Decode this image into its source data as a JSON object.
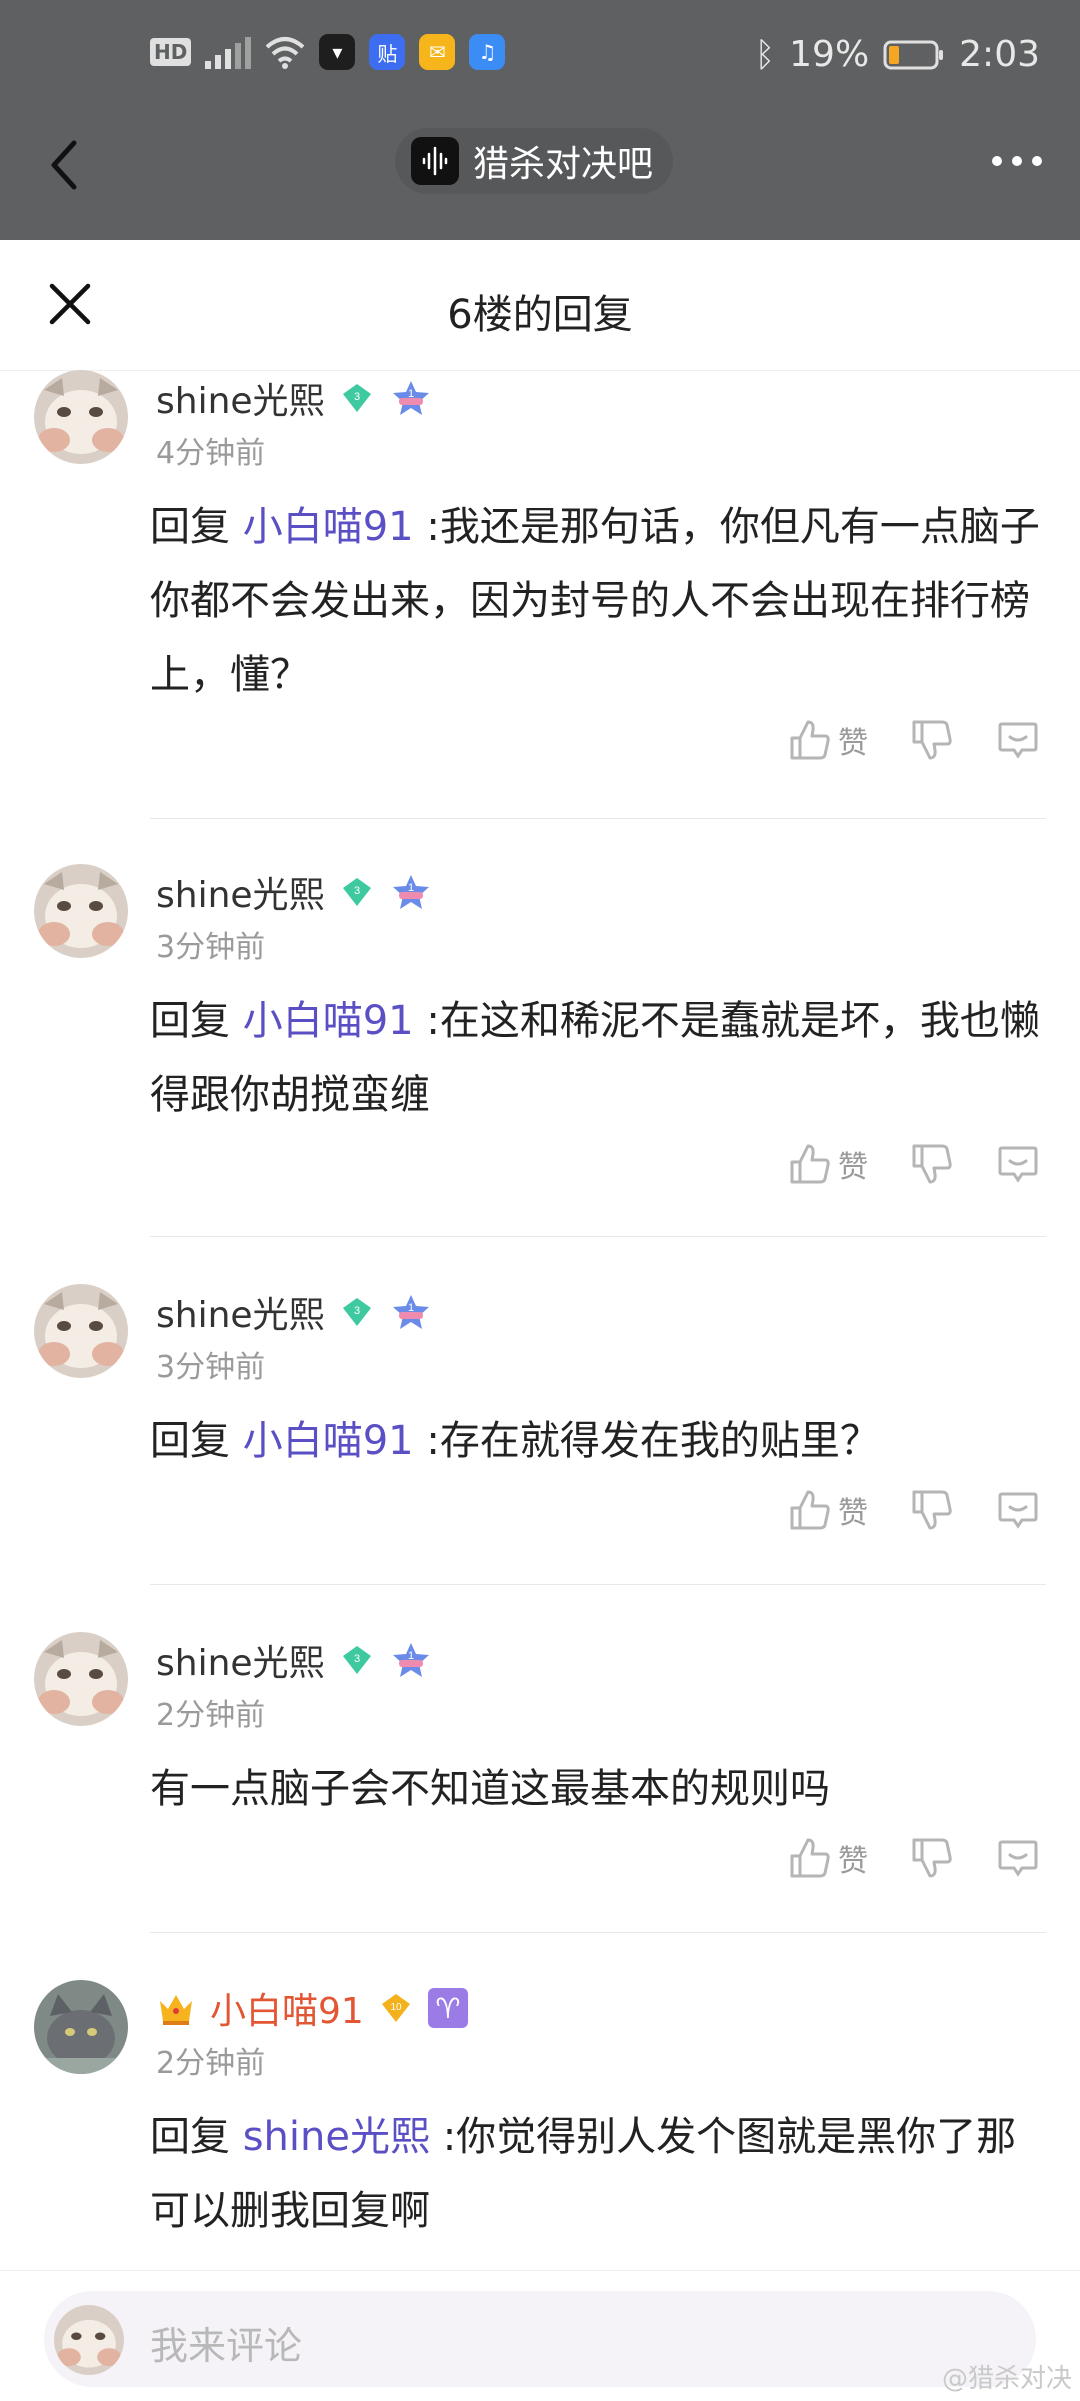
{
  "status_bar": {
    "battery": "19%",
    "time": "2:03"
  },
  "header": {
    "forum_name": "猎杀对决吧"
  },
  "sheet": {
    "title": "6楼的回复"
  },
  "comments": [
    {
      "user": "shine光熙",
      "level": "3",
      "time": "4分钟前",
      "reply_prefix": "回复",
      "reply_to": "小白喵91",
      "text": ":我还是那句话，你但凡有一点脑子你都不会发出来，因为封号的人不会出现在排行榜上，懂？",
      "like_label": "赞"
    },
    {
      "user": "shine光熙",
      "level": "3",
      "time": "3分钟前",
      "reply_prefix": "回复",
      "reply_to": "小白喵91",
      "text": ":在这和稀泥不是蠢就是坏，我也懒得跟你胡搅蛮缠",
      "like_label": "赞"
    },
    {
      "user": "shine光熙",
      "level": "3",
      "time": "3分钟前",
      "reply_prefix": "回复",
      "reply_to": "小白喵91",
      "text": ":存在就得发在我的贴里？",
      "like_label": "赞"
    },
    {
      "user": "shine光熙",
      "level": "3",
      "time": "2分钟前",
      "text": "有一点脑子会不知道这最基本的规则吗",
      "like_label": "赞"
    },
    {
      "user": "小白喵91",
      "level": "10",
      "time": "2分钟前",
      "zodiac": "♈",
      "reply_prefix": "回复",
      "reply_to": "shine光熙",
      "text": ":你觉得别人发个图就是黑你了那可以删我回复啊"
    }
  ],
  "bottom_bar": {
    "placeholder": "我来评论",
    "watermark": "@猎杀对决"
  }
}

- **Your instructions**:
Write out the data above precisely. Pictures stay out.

- **Solved problem**:
Decode this image into its source data as a JSON object.
{
  "status_bar": {
    "battery": "19%",
    "time": "2:03"
  },
  "header": {
    "forum_name": "猎杀对决吧"
  },
  "sheet": {
    "title": "6楼的回复"
  },
  "comments": [
    {
      "user": "shine光熙",
      "level": "3",
      "time": "4分钟前",
      "reply_prefix": "回复",
      "reply_to": "小白喵91",
      "text": ":我还是那句话，你但凡有一点脑子你都不会发出来，因为封号的人不会出现在排行榜上，懂？",
      "like_label": "赞"
    },
    {
      "user": "shine光熙",
      "level": "3",
      "time": "3分钟前",
      "reply_prefix": "回复",
      "reply_to": "小白喵91",
      "text": ":在这和稀泥不是蠢就是坏，我也懒得跟你胡搅蛮缠",
      "like_label": "赞"
    },
    {
      "user": "shine光熙",
      "level": "3",
      "time": "3分钟前",
      "reply_prefix": "回复",
      "reply_to": "小白喵91",
      "text": ":存在就得发在我的贴里？",
      "like_label": "赞"
    },
    {
      "user": "shine光熙",
      "level": "3",
      "time": "2分钟前",
      "text": "有一点脑子会不知道这最基本的规则吗",
      "like_label": "赞"
    },
    {
      "user": "小白喵91",
      "level": "10",
      "time": "2分钟前",
      "zodiac": "♈",
      "reply_prefix": "回复",
      "reply_to": "shine光熙",
      "text": ":你觉得别人发个图就是黑你了那可以删我回复啊"
    }
  ],
  "bottom_bar": {
    "placeholder": "我来评论",
    "watermark": "@猎杀对决"
  }
}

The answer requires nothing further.